It’s actually not that bad …as long as you have great audio quality! The actual audio part was not as bad as I thought mostly because all of Polycom’s solutions are HD voice and audio enabled, so it was nothing like your standard telephone call from back in the day.
For our weekly team sync, I decided to dial in through one of our latest solutions, the Polycom RealPresence Trio, one of those ‘peculiar’ devices that sit in the middle of huddle rooms. Since the RealPresence Trio has Bluetooth capability, I paired it my phone to it and played a couple morning jams to get me pumped for the call. There were going to be about 5-8 people on the call, so I had to make sure my ears were mentally prepared for the work they were about to put out.
I left the Trio in the middle of the table and dialed in through my phone and was connected. I didn’t have to worry about reaching across the table to adjust the volume or to mute myself. All that could be done on through my phone—no extra apps needed. Using the Trio for a big team meeting was much more relaxing than my other audio-only days. The quality was amazing, and it was comforting to have something in front of me to focus on while talking to my colleagues.
Here are two more things I learned from my experiment:
If you have video, keep it! But know you audio options too. It can be a life saver. Even though audio isn't my fist choice, it's still a great alternative when video just isn't working. Sometimes you need to take a call in the car (headset of course!), or the remote location you're at doesn't have great WiFi (and noone likes a choppy video).
You don’t need video to do great things, but it definitely helps. A lot. Video makes all the difference. When you’re remote or working with dispersed teams, video helps you be there without physically being there. It helps you be involved, be heard and be understood.

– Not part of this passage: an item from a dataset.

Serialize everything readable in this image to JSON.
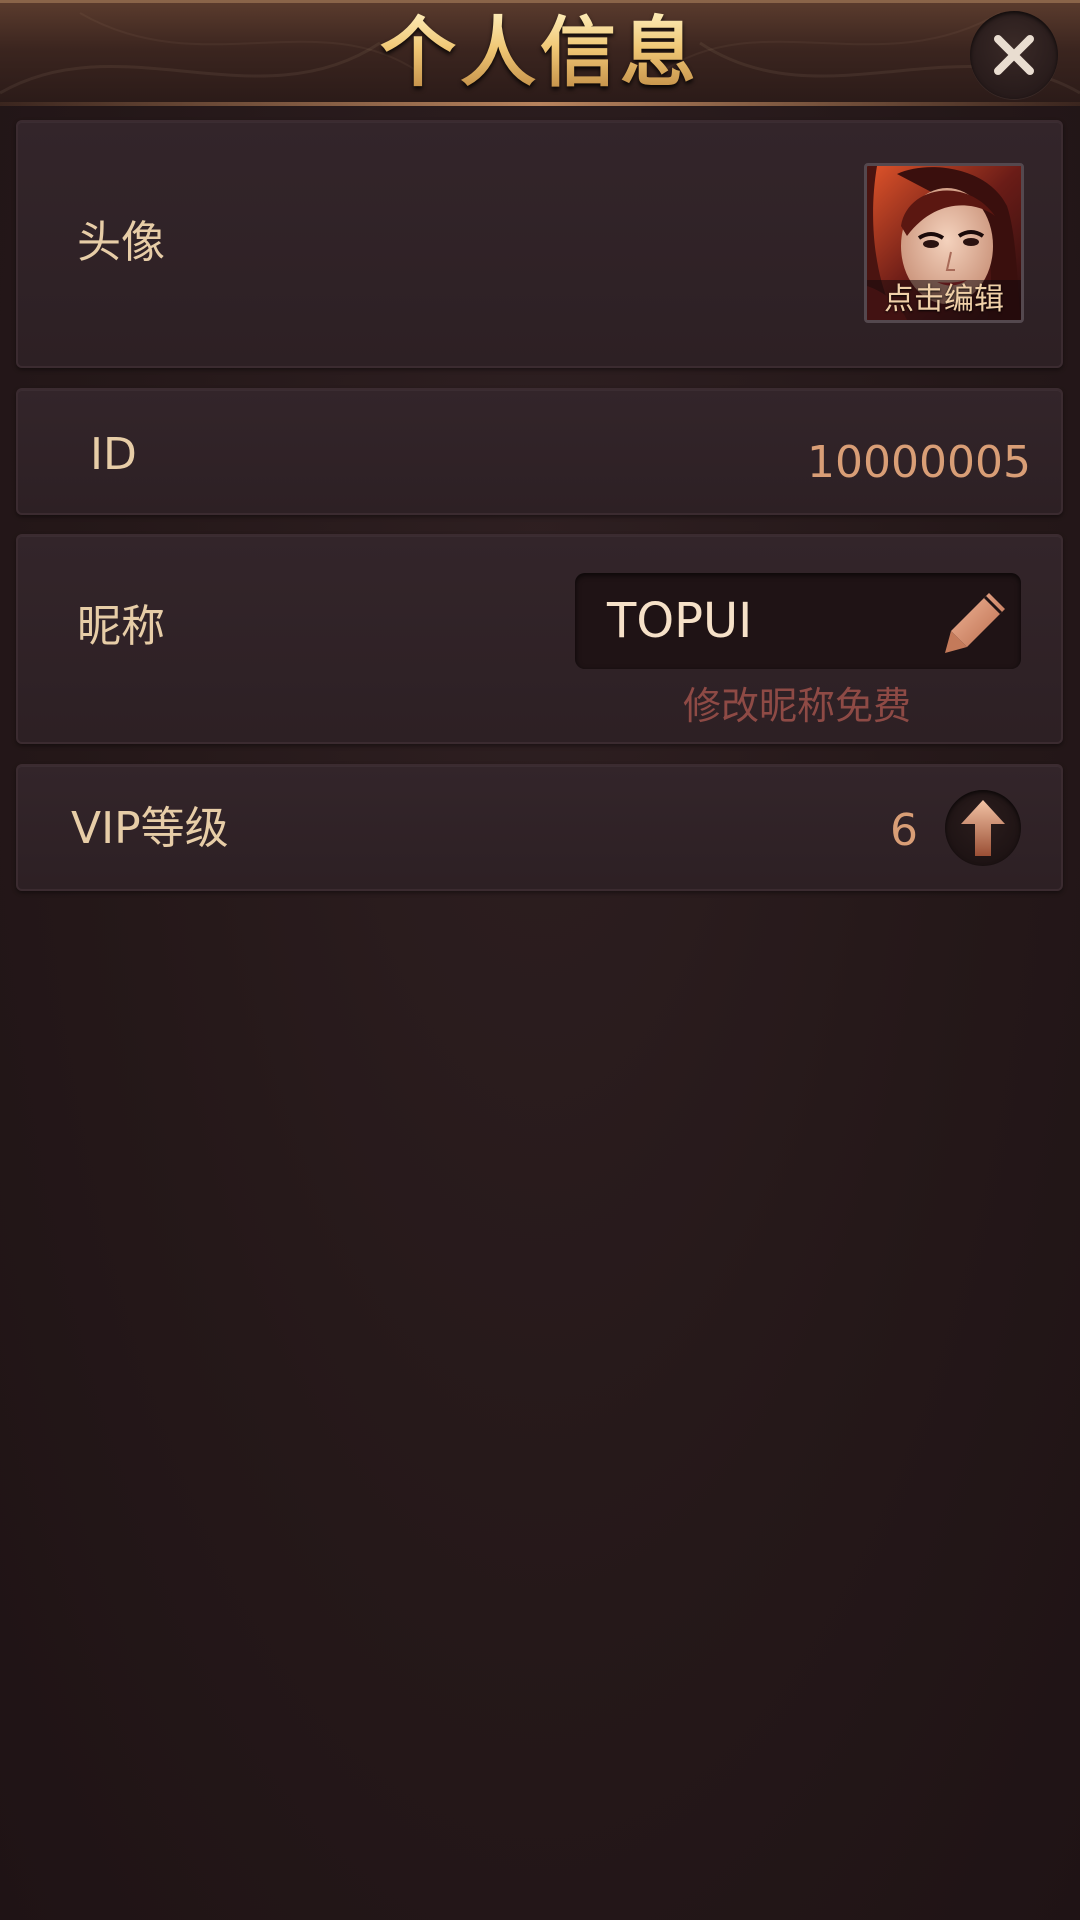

It surprises me that companies out there don’t make video conferencing readily available to their employees like Polycom. I can’t imagine working without video, especially after this experiment!